Item: Luba Caryatid Prestige Stool Specifications: 36cm x 22cm in diameter Origin: Democratic Republic of Congo & Zambia (see ethnographic notes below) Medium: Bulu/Wood. Provenance: Arthur Rudner Collection, Cape Town (1950's) then 'Profiles of Africa Collection, Cape Town then Private Collection, Melbourne. Condition: Original, no re-polishing or restoration.
The Luba number 1 million. The vast Luba territory, comprising the entire southeastern part of the DRC, as far as Tanganyika and Lake Mweru, is uniform as regards language and culture, but racially mixed. Although the history of the Luba people is one of violence and warfare, their artistic style is characterized by harmonious integration of organically related forms.
The splendid artistic achievements of the Luba are due to a felicitous intermingling of different racial and cultural elements, and to the high standards prevailing at the court.

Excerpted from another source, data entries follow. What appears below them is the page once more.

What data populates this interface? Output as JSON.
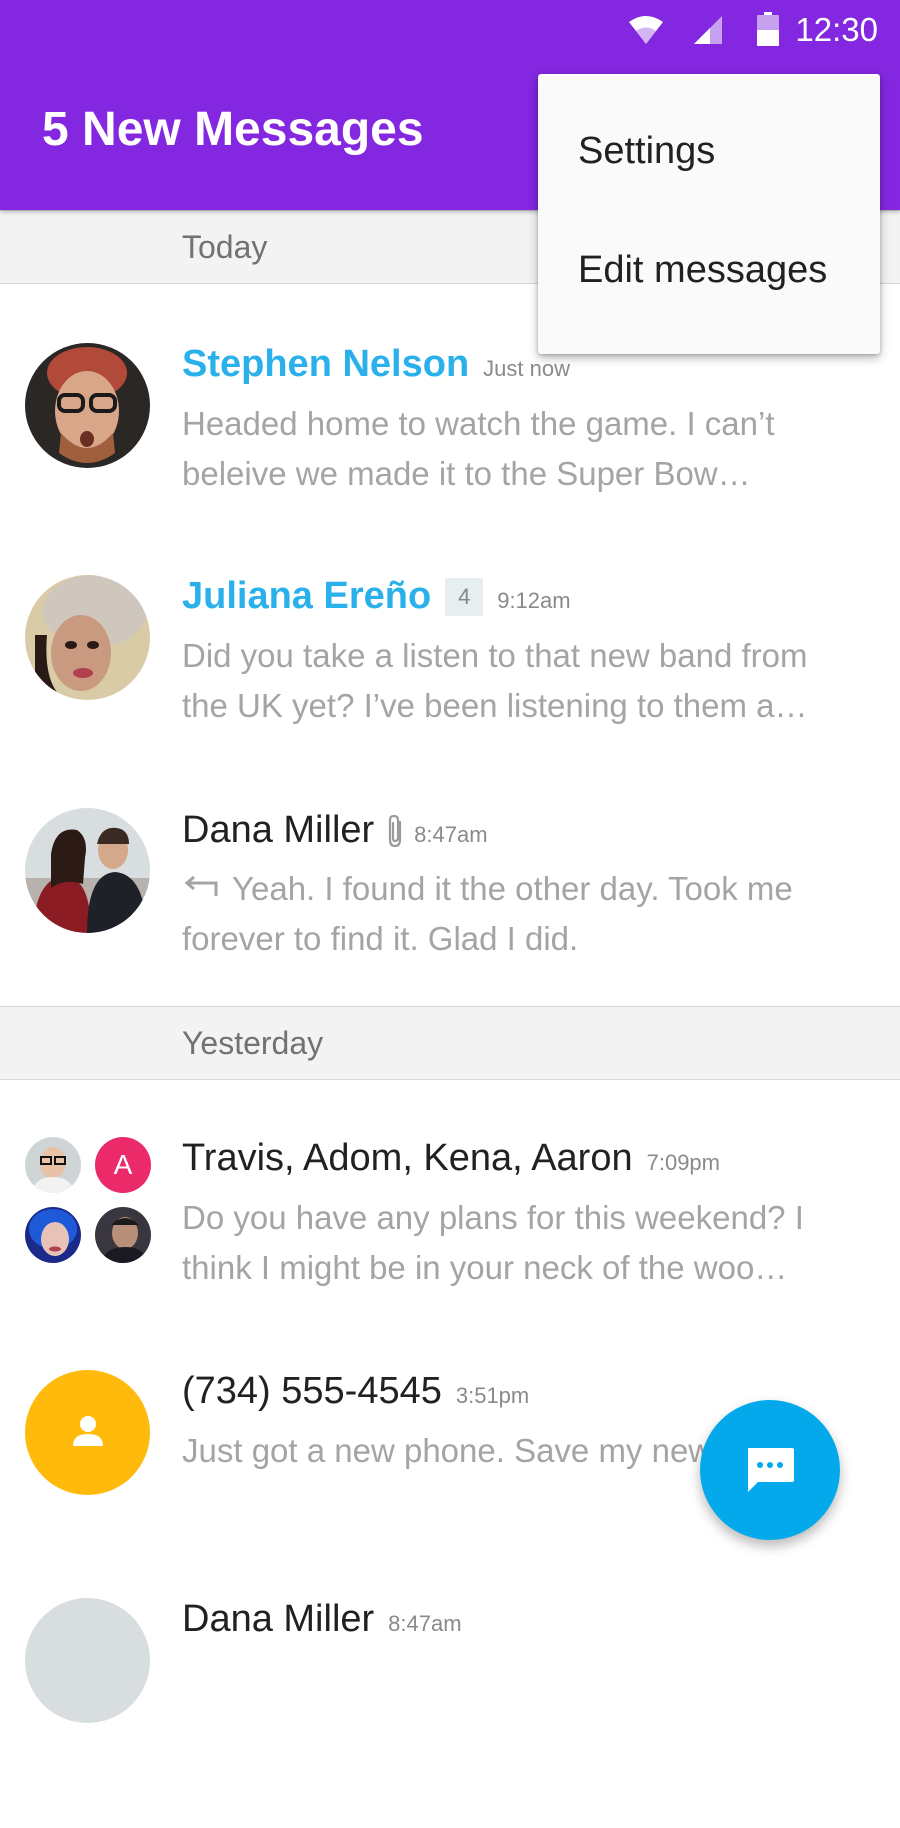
{
  "status_bar": {
    "time": "12:30"
  },
  "app_bar": {
    "title": "5 New Messages"
  },
  "overflow_menu": {
    "items": [
      "Settings",
      "Edit messages"
    ]
  },
  "sections": [
    {
      "label": "Today"
    },
    {
      "label": "Yesterday"
    }
  ],
  "conversations": [
    {
      "name": "Stephen Nelson",
      "time": "Just now",
      "preview": "Headed home to watch the game. I can’t beleive we made it to the Super Bow…",
      "unread": true
    },
    {
      "name": "Juliana Ereño",
      "badge": "4",
      "time": "9:12am",
      "preview": "Did you take a listen to that new band from the UK yet? I’ve been listening to them a…",
      "unread": true
    },
    {
      "name": "Dana Miller",
      "time": "8:47am",
      "preview": "Yeah. I found it the other day. Took me forever to find it. Glad I did.",
      "unread": false,
      "has_attachment": true,
      "replied": true
    },
    {
      "name": "Travis, Adom, Kena, Aaron",
      "time": "7:09pm",
      "preview": "Do you have any plans for this weekend? I think I might be in your neck of the woo…",
      "unread": false,
      "group_initial": "A"
    },
    {
      "name": "(734) 555-4545",
      "time": "3:51pm",
      "preview": "Just got a new phone. Save my new number.",
      "unread": false
    },
    {
      "name": "Dana Miller",
      "time": "8:47am",
      "preview": "",
      "unread": false
    }
  ],
  "colors": {
    "app_bar": "#8427e0",
    "unread_name": "#2ab0ea",
    "fab": "#04a9ec",
    "unknown_contact_avatar": "#ffba0c",
    "group_initial_avatar": "#eb2a6a"
  },
  "icons": {
    "wifi": "wifi-icon",
    "signal": "cell-signal-icon",
    "battery": "battery-icon",
    "attachment": "paperclip-icon",
    "reply": "reply-arrow-icon",
    "person": "person-icon",
    "compose": "chat-bubble-icon"
  }
}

Luba arts counts amongst the finest that Africa has to offer. Artists occupied a privileged place in the hierarchy. The Luba artist carried a ceremonial ax on his shoulder, an emblem of prestige and of dignity of his position. Some apprentices would be recruited from among the deformed, who could neither hunt nor be warriors and who were believed to have a close connection with magic. Among the characteristics of Luba sculpture are: intricate hair-dress, often in the form of a cross, or falling down like a cascade; a grooved diagonal band separating the hair-line from the forehead; eyes shaped like coffee-beans; small simplified ‘cat’s ears’; ornamental cicatrices in relief on the body; the surface elaborately worked and polished.

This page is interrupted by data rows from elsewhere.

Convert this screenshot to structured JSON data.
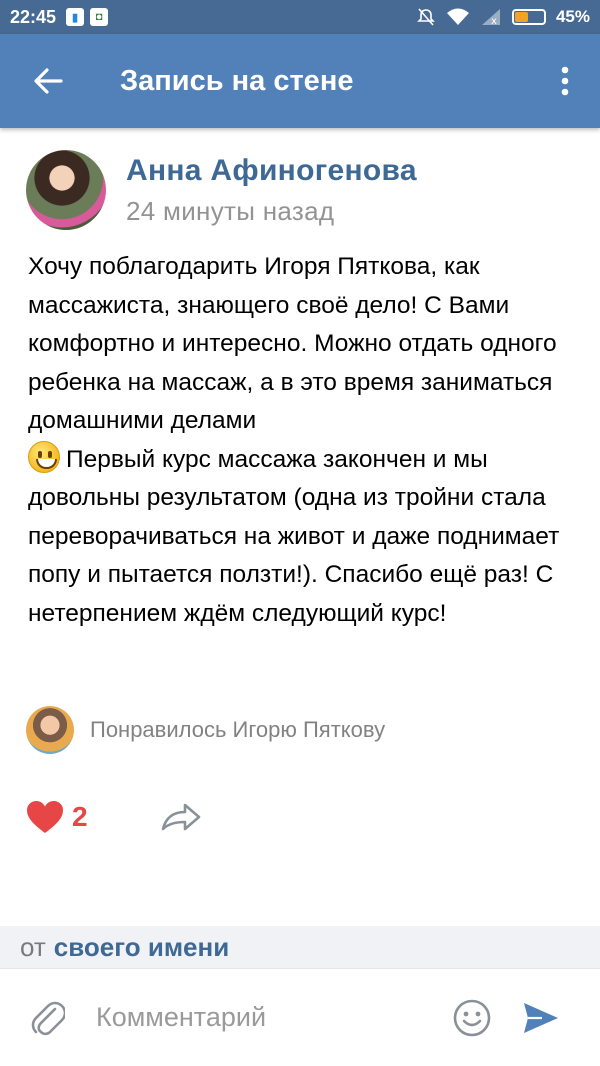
{
  "status_bar": {
    "time": "22:45",
    "battery_percent": "45%",
    "battery_level": 0.45,
    "icons": [
      "notification-app-icon",
      "shield-app-icon",
      "silent-icon",
      "wifi-icon",
      "no-signal-icon",
      "battery-icon"
    ]
  },
  "header": {
    "title": "Запись на стене",
    "back_icon": "arrow-left-icon",
    "menu_icon": "more-vertical-icon",
    "background": "#5181b8"
  },
  "post": {
    "author": "Анна Афиногенова",
    "time": "24 минуты назад",
    "text_before_emoji": "Хочу поблагодарить Игоря Пяткова, как массажиста, знающего своё дело! С Вами комфортно и интересно. Можно отдать одного ребенка на массаж, а в это время заниматься домашними делами",
    "emoji": "smile-emoji",
    "text_after_emoji": "Первый курс массажа закончен и мы довольны результатом (одна из тройни стала переворачиваться на живот и даже поднимает попу и пытается ползти!). Спасибо ещё раз! С нетерпением ждём следующий курс!",
    "liked_by": "Понравилось Игорю Пяткову",
    "likes_count": "2",
    "like_color": "#e64646",
    "link_color": "#3f6995"
  },
  "reply": {
    "prefix": "от",
    "as_name": "своего имени"
  },
  "comment": {
    "placeholder": "Комментарий",
    "send_color": "#5181b8"
  }
}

The traditional carvings are for ancestor and spirit cults, for initiation, medical and divination purposes. The favorite theme in sculpture was woman since, according to the Luba myth, vilie was the first woman spirit, founder of the clan and guarantor of fertility and the lineage. Women were cult guardians, and the royal wives played an important role: sent as emissaries to the chiefs of neighboring ethnicities, they would contract profitable political alliances based on marriage.
Some figures are freestanding, almost always in a frontal position, often with their hands on their breasts; others are kneeling, sitting, or standing figures whose upraised hands serve as supports for bowls, seats, and neck rests. The figures are often characterized by elaborate scarification patterns on the body. The diviner, painted white, used the mboko, a seated or crouched female figure holding a bowl robbed with kaolin. He would shake her and analyze the position of the different objects the bowl contained. In the healing ritual, the sorcerer would use the kabila, or daughter of the spirit, which consisted of a figure and receptacle, which were also placed at the entry to the house during the childbirth.
The female figures are modeled in rounded forms and have what is called dodu; that is, a stylistic tendency toward plumpness. One well-known Luba sub-style has been called the "long-face style" of Buli. It contrasts strongly with the roundness of other Luba figures. The faces are elongated, with angular, elegant features. Many Luba statues also carry magic ingredients on the top of the head. Of the several mask types used by the Luba, one of the better known is kifwebe, a mask elaborated with whitened parallel grooves on a dark ground. The kifwebe masks, used by the secret society of the same name, originated in this territory. The Luba attribute its origins to three spirits, which emerged from a ditch near a lake. The female spirit was attracted by humans and went to live among them.
The two male spirits stayed in the bush, but visited the village where they dazzled the inhabitants with their dancing to the point where the men begged to be initiated. These distinctive masks vary a great deal but in general are characterized by lineal patterns all over the face. They were worn with a raffia costume. Danced in male/female couples and representing spirits, kifwebe connect this world and the spirit world. They are used to mark important periods of social transition and transformation, appearing at the death of a chief or any other eminent person, or when a person assumes an important political title. Worn on the night of the new moon, they are also performed in honor of ancestors. They also are perceived as having healing abilities.
Examples of large round kifwebe masks with broad noses, rectangular mouths, and flattened crests, entered European collections by the second half of the nineteenth century. During the first two decades of the twentieth century, the kifwebe masking tradition spread throughout the Luba and Songye regions of southwest DRC. Female masks are distinguished from male masks by geometric patterns that represent beauty, including dots, crosses, chevrons, and triangles.
Entirely different are Luba masks with curved ram’s horns. Luba circular stools, carved from one tree trunk are of high artistic merit. They are usually supported by a caryatid figure of a kneeling or standing woman, the sit resting on her head and also supported by upraised arms. The headrests are also of great variety. The Luba produced ceremonial staffs and scepters of very great variety and beauty. Similar care is shown in adze and axe handles, with the blade inset like a tongue, arrow quivers, etc. In Luba sculpture, one also finds drums, pendants, shields, bellows, and pipes.
Central African Tribal Art, African Origins, Tribal Art Gallery, Melbourne, Australia.